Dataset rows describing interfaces
══════
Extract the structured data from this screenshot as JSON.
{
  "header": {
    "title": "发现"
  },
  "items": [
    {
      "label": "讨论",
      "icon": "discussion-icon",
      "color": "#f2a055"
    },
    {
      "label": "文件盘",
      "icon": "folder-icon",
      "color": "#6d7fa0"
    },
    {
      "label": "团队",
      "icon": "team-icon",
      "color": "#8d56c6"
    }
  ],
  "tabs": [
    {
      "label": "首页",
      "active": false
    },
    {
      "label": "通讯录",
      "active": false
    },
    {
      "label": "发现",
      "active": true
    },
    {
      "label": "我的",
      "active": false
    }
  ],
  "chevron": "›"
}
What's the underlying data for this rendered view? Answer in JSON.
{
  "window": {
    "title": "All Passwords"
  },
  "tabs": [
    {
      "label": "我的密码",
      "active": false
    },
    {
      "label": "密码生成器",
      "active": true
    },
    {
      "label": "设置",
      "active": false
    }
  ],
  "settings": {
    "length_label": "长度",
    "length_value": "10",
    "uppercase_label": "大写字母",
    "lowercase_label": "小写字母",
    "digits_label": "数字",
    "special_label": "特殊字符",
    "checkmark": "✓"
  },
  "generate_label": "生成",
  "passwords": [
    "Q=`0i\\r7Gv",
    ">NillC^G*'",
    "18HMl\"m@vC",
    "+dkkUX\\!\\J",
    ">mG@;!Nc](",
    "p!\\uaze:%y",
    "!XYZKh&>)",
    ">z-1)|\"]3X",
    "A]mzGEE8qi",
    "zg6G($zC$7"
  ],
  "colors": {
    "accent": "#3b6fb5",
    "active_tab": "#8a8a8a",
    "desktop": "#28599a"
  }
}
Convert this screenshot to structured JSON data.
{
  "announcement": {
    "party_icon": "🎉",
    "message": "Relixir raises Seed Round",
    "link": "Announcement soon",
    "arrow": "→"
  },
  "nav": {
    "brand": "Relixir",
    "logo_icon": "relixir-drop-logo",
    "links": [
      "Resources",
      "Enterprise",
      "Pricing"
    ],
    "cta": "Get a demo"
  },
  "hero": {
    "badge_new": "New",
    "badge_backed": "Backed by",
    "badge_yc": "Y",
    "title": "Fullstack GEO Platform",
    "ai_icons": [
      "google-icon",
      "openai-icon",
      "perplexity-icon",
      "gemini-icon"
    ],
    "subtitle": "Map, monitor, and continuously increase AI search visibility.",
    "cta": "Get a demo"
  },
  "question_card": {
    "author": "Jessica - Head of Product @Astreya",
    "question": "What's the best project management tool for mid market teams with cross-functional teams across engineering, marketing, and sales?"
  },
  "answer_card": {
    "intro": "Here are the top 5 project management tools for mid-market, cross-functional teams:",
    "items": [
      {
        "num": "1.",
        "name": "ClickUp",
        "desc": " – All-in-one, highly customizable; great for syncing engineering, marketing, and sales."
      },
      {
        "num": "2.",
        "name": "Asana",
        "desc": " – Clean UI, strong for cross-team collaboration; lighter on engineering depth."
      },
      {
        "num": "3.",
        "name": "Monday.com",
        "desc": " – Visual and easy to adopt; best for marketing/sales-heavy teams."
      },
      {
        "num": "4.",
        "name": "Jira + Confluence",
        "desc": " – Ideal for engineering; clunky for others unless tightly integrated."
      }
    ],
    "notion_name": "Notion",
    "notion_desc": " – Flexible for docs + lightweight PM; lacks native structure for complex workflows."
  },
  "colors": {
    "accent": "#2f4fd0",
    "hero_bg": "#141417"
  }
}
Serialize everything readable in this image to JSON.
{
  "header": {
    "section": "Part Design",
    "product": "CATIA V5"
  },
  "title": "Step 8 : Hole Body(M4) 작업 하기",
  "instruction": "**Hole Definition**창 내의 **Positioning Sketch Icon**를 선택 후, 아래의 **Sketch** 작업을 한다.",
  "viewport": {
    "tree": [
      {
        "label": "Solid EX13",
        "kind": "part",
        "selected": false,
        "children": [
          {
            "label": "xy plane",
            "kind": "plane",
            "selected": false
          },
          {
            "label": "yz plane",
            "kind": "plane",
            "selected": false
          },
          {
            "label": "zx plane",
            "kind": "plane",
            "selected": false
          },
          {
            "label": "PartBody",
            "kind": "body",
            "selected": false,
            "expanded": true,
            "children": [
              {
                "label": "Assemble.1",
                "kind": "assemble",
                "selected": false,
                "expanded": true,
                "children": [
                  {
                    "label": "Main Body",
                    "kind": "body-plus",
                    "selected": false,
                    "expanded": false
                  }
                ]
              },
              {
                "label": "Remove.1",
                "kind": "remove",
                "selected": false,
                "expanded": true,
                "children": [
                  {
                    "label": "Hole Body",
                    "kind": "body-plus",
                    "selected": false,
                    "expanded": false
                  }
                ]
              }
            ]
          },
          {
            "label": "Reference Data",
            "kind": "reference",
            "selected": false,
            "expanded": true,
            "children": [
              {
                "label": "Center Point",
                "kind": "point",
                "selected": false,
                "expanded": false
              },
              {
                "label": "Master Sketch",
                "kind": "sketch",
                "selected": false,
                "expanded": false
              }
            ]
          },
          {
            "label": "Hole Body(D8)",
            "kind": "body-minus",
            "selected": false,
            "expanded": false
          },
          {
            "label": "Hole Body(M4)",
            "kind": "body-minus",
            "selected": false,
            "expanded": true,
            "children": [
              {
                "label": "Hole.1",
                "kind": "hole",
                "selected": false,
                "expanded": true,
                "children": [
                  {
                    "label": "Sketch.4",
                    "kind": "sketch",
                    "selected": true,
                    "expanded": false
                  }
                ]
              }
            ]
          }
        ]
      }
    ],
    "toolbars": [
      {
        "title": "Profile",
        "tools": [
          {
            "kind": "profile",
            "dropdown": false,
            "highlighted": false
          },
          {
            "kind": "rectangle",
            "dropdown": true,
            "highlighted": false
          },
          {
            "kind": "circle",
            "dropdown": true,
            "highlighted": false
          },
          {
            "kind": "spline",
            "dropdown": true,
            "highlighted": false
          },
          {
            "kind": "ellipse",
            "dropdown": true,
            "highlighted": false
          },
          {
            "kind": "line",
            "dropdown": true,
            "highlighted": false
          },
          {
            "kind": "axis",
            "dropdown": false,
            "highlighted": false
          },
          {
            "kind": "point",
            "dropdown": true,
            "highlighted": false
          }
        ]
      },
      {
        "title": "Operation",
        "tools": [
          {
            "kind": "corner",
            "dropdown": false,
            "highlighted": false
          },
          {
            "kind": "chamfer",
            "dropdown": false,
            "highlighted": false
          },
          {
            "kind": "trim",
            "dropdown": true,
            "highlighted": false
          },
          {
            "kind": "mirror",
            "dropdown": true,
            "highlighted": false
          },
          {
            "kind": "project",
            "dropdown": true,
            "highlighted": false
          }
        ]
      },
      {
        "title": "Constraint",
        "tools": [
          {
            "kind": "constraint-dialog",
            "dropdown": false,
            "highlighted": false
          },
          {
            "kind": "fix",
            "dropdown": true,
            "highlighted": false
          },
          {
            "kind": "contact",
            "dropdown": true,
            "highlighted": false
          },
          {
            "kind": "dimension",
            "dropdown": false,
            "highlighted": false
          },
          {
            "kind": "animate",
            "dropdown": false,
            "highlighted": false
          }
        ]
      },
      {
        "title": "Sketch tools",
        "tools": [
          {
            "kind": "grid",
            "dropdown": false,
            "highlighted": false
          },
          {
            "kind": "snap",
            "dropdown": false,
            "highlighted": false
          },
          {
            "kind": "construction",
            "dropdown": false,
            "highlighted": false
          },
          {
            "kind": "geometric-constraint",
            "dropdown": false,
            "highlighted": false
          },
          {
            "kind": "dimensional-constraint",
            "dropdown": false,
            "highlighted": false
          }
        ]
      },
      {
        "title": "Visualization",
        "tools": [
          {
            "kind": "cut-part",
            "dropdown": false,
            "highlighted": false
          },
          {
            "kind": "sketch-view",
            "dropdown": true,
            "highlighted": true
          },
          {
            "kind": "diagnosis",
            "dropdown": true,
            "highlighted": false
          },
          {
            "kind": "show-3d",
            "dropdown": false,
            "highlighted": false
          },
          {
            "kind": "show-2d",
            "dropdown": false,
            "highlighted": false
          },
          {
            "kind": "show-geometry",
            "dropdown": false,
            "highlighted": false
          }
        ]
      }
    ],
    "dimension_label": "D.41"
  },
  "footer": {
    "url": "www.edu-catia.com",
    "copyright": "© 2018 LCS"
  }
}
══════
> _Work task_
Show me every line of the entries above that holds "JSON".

> _Response_
Extract the structured data from this screenshot as JSON.
What's the underlying data for this rendered view? Answer in JSON.
Convert this screenshot to structured JSON data.
Serialize everything readable in this image to JSON.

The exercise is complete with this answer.